Researchers harnessed a photosynthetic cell----unlike a traditional photovoltaic cell that can turn sunlight into electric energy to be stored in batteries. Instead, the photosynthetic cell turns atmospheric carbon dioxide into fuel, which in effect does the work of plants. However, instead of converting fuel into sugar, the "artificial leaf" delivers synthetic gas, or "syngas," which is a mixture of hydrogen gas and carbon monoxide. This solar-produced gas can be burned directly, or converted into other forms of fuel, like diesel.
"The beauty of this work is it directly uses the energy of the sun. This doesn't need any electricity or external energy," said Mohammad Asadi, the study's lead author and a researcher in Salehi-Khojin's lab.

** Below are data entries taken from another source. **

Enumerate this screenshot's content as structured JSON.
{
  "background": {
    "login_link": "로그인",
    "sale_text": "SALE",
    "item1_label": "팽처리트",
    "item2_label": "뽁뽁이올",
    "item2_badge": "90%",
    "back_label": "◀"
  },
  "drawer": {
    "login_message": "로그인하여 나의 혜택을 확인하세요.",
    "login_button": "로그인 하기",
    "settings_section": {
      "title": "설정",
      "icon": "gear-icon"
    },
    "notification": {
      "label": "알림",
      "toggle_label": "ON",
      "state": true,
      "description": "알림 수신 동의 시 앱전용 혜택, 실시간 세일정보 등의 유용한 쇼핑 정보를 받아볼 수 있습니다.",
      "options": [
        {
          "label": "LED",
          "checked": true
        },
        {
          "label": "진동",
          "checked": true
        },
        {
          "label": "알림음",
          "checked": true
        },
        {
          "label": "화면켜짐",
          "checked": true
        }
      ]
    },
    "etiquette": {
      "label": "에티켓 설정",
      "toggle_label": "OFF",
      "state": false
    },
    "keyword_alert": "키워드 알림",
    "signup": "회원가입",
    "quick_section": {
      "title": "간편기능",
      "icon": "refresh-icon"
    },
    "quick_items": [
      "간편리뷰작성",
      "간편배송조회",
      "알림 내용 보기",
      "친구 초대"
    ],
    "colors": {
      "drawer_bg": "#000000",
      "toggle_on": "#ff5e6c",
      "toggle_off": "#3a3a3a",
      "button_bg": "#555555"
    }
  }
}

To make the process efficient, the researchers turned to a family of nano-structured compounds called transition metal dichalcogenides (TMDCs). These compounds served as active catalysts, breaking carbon dioxide's chemical bonds. Experiments showed that the new catalyst is 1,000 times faster than conventional catalysts, and about 20 times less expensive.
In coming times, a solar farm can use thousands of such "artificial leaves" in order to produce fuel and also clean the atmosphere of carbon dioxide. It can be made to work on smaller scales. It might even be useful to be employed on Mars, which is composed of mostly carbon dioxide.
The study was published in journal Science.